XPress Moving to Mac OS X
Quark Inc. is readying big upgrades to bolster its publishing software for bigger enterprise customers.
Version 6.0 of the Denver-based companys flagship XPress page layout software will provide native support for Apple Computer Inc.s Mac OS X operating system. Quark is also readying a major upgrade of its DMS (Digital Media System) that will include new and enhanced modules for enterprise-class workflow, officials said.
Other professional Macintosh applications, such as Adobe Systems Inc.s Photoshop and Microsoft Corp.s Office suite, have made the move to Mac OS X.
"Clearly the publishing industry is largely working on the Mac OS, and Mac OS X is the future of the Mac," Quark spokesman Glen Turpin said. "Were absolutely committed to release QuarkXPress for Mac OS X."
QuarkXPress 6.0 will be incompatible with existing plug-ins created by third-party developers. Turpin said Quark is working with third-party developers of XPress extensions on compatible versions.
Turpin said that the version number of the XPress upgrade that adds the OS X support had not been decided, nor had the date of the rollout. Sources predicted that Mac and Windows versions of XPress 6.0 will debut in time for the Macworld Conference & Expo in San Francisco in January.
Jim Hodges, systems manager at commercial printer The Great Lakes Companies Inc., said 90 percent of the work his office of 25 workstations does is on QuarkXPress. Much of the rest involves software that has moved to Mac OS X. Hodges said he hopes XPress 6.0 will let him print and draw screens faster.
"The only thing Im waiting for is Quark" to move to Mac OS X, said Hodges, in Cleveland.
XPress is not the only Quark software getting an upgrade. A forthcoming version of DMS will add many new modules to take it from being a content management tool that spans many industries to being one specifically for publishing markets.

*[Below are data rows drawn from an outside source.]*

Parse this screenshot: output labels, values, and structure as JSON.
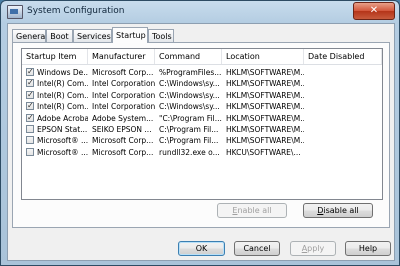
{
  "window": {
    "title": "System Configuration",
    "close_glyph": "✕"
  },
  "tabs": [
    "General",
    "Boot",
    "Services",
    "Startup",
    "Tools"
  ],
  "active_tab": "Startup",
  "columns": [
    "Startup Item",
    "Manufacturer",
    "Command",
    "Location",
    "Date Disabled"
  ],
  "rows": [
    {
      "checked": true,
      "item": "Windows De...",
      "manufacturer": "Microsoft Corp...",
      "command": "%ProgramFiles...",
      "location": "HKLM\\SOFTWARE\\M...",
      "date": ""
    },
    {
      "checked": true,
      "item": "Intel(R) Com...",
      "manufacturer": "Intel Corporation",
      "command": "C:\\Windows\\sy...",
      "location": "HKLM\\SOFTWARE\\M...",
      "date": ""
    },
    {
      "checked": true,
      "item": "Intel(R) Com...",
      "manufacturer": "Intel Corporation",
      "command": "C:\\Windows\\sy...",
      "location": "HKLM\\SOFTWARE\\M...",
      "date": ""
    },
    {
      "checked": true,
      "item": "Intel(R) Com...",
      "manufacturer": "Intel Corporation",
      "command": "C:\\Windows\\sy...",
      "location": "HKLM\\SOFTWARE\\M...",
      "date": ""
    },
    {
      "checked": true,
      "item": "Adobe Acrobat",
      "manufacturer": "Adobe System...",
      "command": "\"C:\\Program Fil...",
      "location": "HKLM\\SOFTWARE\\M...",
      "date": ""
    },
    {
      "checked": false,
      "item": "EPSON Stat...",
      "manufacturer": "SEIKO EPSON ...",
      "command": "C:\\Program Fil...",
      "location": "HKLM\\SOFTWARE\\M...",
      "date": ""
    },
    {
      "checked": false,
      "item": "Microsoft® ...",
      "manufacturer": "Microsoft Corp...",
      "command": "C:\\Program Fil...",
      "location": "HKLM\\SOFTWARE\\M...",
      "date": ""
    },
    {
      "checked": false,
      "item": "Microsoft® ...",
      "manufacturer": "Microsoft Corp...",
      "command": "rundll32.exe o...",
      "location": "HKCU\\SOFTWARE\\...",
      "date": ""
    }
  ],
  "buttons": {
    "enable_all": "Enable all",
    "disable_all": "Disable all",
    "ok": "OK",
    "cancel": "Cancel",
    "apply": "Apply",
    "help": "Help"
  }
}
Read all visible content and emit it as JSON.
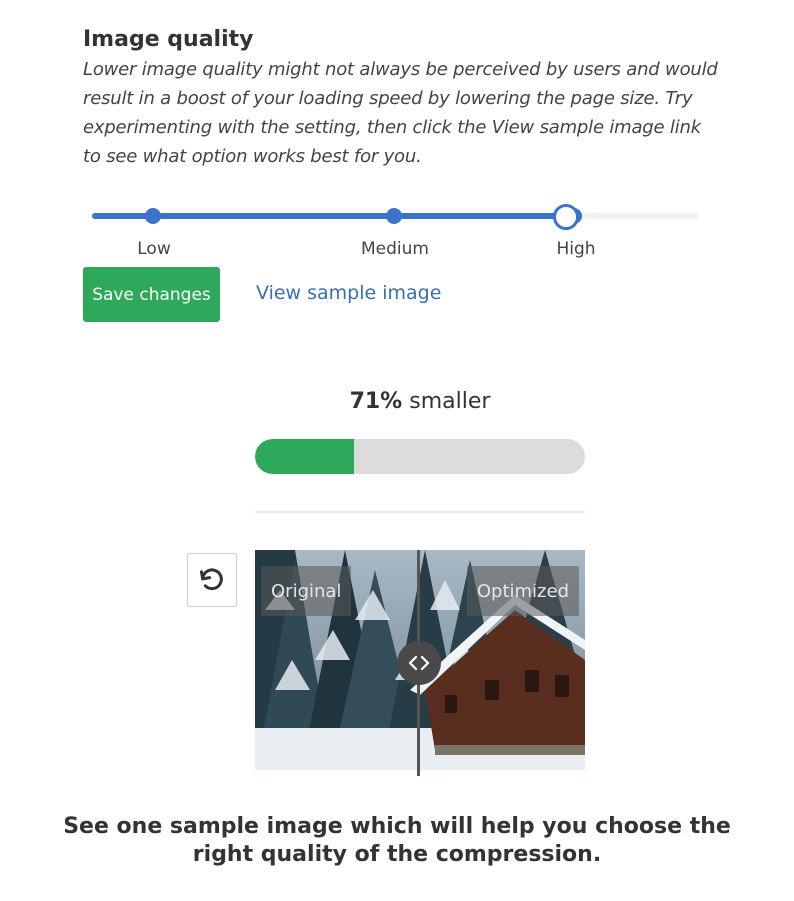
{
  "section": {
    "title": "Image quality",
    "description": "Lower image quality might not always be perceived by users and would result in a boost of your loading speed by lowering the page size. Try experimenting with the setting, then click the View sample image link to see what option works best for you."
  },
  "quality_slider": {
    "options": [
      "Low",
      "Medium",
      "High"
    ],
    "selected": "High",
    "selected_fraction": 0.8
  },
  "actions": {
    "save_label": "Save changes",
    "sample_link_label": "View sample image"
  },
  "compression": {
    "percent": "71%",
    "suffix": "smaller",
    "progress_fraction": 0.3
  },
  "comparison": {
    "left_label": "Original",
    "right_label": "Optimized",
    "split_fraction": 0.5
  },
  "footer": {
    "text": "See one sample image which will help you choose the right quality of the compression."
  },
  "colors": {
    "accent": "#3a73cc",
    "success": "#2ea85a",
    "link": "#3a6fb0"
  },
  "icons": {
    "reset": "rotate-ccw-icon",
    "compare_handle": "code-arrows-icon"
  }
}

For example, a new Editorial Client will facilitate the production of advertisements in newspapers. Another module will let publishing professionals see what rights they have for particular pieces of media they import into a published work.

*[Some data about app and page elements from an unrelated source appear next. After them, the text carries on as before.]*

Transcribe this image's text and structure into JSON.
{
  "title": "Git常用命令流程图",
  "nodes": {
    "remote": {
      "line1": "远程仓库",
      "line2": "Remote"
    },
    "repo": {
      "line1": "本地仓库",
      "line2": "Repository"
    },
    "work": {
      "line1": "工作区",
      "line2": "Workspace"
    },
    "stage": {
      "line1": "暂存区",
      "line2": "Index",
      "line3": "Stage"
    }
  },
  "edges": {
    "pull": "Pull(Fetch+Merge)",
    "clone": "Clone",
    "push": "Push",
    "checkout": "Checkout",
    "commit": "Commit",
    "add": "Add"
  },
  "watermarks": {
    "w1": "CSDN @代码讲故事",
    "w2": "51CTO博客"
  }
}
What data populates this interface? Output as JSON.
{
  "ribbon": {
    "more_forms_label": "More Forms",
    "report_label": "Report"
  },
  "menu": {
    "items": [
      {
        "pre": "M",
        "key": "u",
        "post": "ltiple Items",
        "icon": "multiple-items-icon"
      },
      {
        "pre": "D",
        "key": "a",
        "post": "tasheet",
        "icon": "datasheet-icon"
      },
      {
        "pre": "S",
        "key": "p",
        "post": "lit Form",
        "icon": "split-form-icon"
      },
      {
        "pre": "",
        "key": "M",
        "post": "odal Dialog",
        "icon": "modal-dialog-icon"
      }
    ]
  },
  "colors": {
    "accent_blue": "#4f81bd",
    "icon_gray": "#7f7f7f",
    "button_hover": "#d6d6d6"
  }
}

A Workflow Engine and a SOAP (Simple Object Access Protocol) Integration Framework in the DMS upgrade will enable IT departments to create digital workflows to move data between Quarks own production systems and third-party applications that a business may have installed. This could be helpful when reconciling advertising and billing systems.

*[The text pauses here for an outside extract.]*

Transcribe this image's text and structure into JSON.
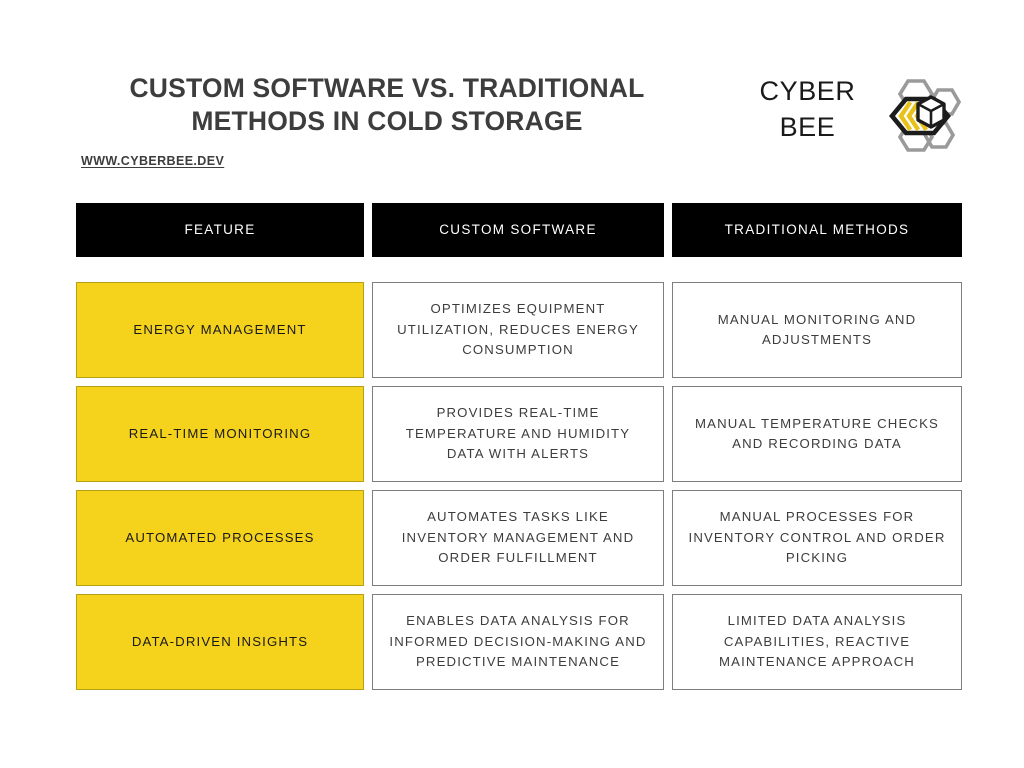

Turpin would not say when the DMS upgrade would be available.
Quark DDS (Dynamic Document Server), a new application that had been called Quark Active Publishing Server and due late this year, brings QuarkXPress power to servers. It lets publishers create document templates and give employees or partners access to aspects of templates while locking down others.